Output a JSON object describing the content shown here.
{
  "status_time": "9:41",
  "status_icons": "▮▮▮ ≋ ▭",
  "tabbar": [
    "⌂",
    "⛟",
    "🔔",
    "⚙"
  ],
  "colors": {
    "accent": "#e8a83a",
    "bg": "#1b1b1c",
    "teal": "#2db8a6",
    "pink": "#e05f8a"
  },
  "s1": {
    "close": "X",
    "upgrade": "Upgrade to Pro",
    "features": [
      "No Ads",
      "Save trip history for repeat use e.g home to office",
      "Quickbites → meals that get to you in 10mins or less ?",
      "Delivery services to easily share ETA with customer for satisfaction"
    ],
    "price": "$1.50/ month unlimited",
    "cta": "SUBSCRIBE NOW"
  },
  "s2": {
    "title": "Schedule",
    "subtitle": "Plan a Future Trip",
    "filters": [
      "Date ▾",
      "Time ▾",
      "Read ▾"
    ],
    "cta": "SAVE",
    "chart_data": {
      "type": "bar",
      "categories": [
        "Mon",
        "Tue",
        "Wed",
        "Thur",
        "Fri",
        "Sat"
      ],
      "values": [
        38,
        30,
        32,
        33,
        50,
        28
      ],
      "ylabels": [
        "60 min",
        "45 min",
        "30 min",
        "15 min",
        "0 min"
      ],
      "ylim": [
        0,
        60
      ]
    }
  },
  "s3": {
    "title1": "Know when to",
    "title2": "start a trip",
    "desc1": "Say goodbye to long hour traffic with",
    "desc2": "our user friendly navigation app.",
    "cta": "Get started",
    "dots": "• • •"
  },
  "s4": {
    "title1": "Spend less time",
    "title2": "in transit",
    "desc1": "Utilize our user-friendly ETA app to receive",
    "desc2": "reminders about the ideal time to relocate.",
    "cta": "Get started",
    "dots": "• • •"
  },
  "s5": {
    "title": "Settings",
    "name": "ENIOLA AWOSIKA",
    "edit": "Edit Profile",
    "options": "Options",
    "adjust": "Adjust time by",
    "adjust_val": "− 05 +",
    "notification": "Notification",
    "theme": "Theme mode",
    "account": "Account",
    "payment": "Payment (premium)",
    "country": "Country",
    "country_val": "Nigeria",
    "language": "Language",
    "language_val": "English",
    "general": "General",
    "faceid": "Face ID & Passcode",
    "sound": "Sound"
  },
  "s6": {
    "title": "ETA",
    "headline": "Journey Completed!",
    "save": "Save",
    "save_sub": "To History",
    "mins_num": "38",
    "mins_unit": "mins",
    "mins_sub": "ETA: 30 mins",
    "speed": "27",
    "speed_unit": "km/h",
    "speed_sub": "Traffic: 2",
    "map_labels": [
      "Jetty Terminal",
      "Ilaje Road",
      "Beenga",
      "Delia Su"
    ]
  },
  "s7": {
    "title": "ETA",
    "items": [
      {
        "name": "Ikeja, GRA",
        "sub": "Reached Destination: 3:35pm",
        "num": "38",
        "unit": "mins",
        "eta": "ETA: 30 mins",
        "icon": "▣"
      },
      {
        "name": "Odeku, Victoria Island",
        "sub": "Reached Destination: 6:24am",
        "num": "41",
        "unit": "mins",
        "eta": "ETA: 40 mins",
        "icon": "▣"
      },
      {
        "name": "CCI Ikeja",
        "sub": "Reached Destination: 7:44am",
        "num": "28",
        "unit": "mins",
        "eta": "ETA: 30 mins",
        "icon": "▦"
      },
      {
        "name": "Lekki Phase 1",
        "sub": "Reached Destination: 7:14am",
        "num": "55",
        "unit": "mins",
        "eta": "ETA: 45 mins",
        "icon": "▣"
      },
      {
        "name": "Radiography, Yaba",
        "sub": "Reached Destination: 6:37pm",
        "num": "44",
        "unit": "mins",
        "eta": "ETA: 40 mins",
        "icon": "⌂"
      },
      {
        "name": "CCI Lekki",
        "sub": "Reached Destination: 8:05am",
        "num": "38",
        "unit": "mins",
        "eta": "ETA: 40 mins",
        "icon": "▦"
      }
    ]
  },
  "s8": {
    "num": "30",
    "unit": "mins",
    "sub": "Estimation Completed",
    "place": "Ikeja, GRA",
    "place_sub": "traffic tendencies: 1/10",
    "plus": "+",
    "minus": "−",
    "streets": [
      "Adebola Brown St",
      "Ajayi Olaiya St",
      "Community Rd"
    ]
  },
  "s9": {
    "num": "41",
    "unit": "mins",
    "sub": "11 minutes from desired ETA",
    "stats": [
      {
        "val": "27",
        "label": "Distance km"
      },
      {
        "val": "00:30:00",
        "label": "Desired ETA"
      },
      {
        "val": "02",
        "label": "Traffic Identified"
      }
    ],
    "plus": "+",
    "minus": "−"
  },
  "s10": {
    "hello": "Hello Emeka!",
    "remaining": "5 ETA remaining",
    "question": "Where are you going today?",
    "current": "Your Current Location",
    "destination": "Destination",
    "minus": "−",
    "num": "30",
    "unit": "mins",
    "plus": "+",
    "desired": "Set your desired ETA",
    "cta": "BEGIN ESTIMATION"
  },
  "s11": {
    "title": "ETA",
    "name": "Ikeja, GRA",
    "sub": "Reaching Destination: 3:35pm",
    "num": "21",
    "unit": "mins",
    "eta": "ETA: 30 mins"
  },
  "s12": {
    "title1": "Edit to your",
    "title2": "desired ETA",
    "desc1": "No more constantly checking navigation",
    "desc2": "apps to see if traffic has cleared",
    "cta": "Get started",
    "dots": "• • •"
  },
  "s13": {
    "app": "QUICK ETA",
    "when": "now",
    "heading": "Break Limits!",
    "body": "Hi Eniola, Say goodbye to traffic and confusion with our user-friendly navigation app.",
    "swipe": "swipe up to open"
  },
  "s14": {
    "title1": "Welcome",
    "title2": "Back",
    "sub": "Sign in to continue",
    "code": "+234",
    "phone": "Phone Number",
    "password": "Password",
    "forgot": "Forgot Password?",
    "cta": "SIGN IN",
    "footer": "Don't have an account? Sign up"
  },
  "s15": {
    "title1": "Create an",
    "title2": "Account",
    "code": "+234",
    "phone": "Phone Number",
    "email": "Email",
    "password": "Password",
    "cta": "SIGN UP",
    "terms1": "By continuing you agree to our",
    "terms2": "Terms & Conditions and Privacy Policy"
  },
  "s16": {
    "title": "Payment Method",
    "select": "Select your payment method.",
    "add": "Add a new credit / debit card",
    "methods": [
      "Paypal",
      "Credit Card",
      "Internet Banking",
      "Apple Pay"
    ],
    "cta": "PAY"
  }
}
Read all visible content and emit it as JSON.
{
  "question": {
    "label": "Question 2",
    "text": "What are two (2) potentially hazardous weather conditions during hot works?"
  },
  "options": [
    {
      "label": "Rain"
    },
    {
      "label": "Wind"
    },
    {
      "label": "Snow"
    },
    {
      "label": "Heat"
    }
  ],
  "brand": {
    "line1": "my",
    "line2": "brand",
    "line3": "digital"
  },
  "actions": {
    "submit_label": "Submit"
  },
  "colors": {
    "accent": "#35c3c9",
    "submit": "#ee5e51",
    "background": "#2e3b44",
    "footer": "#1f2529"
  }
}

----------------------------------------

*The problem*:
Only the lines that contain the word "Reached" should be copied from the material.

*Response for this exercise*:
        "sub": "Reached Destination: 3:35pm",
        "sub": "Reached Destination: 6:24am",
        "sub": "Reached Destination: 7:44am",
        "sub": "Reached Destination: 7:14am",
        "sub": "Reached Destination: 6:37pm",
        "sub": "Reached Destination: 8:05am",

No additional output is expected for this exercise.